As Monica Potts notes at The American Prospect, there have been a number of stories about women's leadership this week:
No fewer than three news articles this week detail how hard it is for women, both students and professors, at elite campuses. The New York Times reports that MIT, which made an effort some years ago to correct for a lack of female professors on campus, has made gains in recruiting and honoring female professors. But that's created a weird dynamic in which women who win accolades question whether their gender plays a role and feel they have to navigate gender stereotypes on campus. The Daily Beast writes about a study that shows women trail men in campus leadership positions as students, and another Beast article interviews the presidents of UPenn and Brown, both women, about how there's a similar leadership gap at their colleges.
Though the Times story Monica links to leads with the remaining problems of cultural sexism, what I think is interesting about the MIT situation is this: MIT story is that the school found a problem, studied it, and made steps to correct it. And it worked! MIT made significant gains in female representation among professors. It even has a female president, Susan Hockfield. It's a very MIT way of going about it, when you think about it.
Of course, that didn't eliminate all problems of women in academia. As the Times reported, problems remain: there's still a perceived problem that women are unfairly favored (even though MIT took steps to ensure qualified candidates would be hired), and the school still struggles (like all higher ed institutions do) accommodating academic couples.
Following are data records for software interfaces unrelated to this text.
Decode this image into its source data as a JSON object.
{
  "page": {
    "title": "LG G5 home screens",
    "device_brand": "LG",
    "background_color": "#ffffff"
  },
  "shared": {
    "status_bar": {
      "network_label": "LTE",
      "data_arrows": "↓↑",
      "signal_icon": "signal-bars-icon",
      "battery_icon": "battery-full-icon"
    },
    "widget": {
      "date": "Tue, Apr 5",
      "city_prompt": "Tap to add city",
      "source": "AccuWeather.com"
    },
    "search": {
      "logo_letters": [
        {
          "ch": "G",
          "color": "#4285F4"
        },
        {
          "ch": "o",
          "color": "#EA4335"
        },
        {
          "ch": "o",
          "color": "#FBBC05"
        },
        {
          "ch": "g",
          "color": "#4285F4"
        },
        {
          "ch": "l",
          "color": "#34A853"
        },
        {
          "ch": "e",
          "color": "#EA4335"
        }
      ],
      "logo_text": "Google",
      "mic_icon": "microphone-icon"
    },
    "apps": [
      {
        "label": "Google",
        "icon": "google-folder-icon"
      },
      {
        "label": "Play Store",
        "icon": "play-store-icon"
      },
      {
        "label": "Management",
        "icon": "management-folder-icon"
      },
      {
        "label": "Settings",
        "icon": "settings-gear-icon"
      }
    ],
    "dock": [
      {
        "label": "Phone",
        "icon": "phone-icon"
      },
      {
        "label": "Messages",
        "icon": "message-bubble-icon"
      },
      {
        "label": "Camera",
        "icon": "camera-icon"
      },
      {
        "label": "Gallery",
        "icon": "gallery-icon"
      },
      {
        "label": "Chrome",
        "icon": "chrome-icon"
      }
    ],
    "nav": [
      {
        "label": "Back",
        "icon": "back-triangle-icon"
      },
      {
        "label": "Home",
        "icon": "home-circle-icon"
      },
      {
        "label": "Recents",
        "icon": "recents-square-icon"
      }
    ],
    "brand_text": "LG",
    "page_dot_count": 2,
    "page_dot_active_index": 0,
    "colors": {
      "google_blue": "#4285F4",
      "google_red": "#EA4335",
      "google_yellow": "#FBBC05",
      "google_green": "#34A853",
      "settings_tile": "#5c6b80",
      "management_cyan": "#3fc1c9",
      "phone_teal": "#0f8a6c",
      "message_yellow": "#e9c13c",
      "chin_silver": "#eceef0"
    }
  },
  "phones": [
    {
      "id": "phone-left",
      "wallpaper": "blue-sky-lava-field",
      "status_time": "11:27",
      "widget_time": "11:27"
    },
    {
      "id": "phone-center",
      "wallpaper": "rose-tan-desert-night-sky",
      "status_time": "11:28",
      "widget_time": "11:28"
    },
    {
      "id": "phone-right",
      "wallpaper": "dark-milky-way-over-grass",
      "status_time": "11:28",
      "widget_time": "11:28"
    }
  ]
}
What this illustrates is that schools really get down to business and recognize that institutional sexism is a problem that needs fixing, there are steps they can take to get there. And recognizing that there's a problem is an important first step.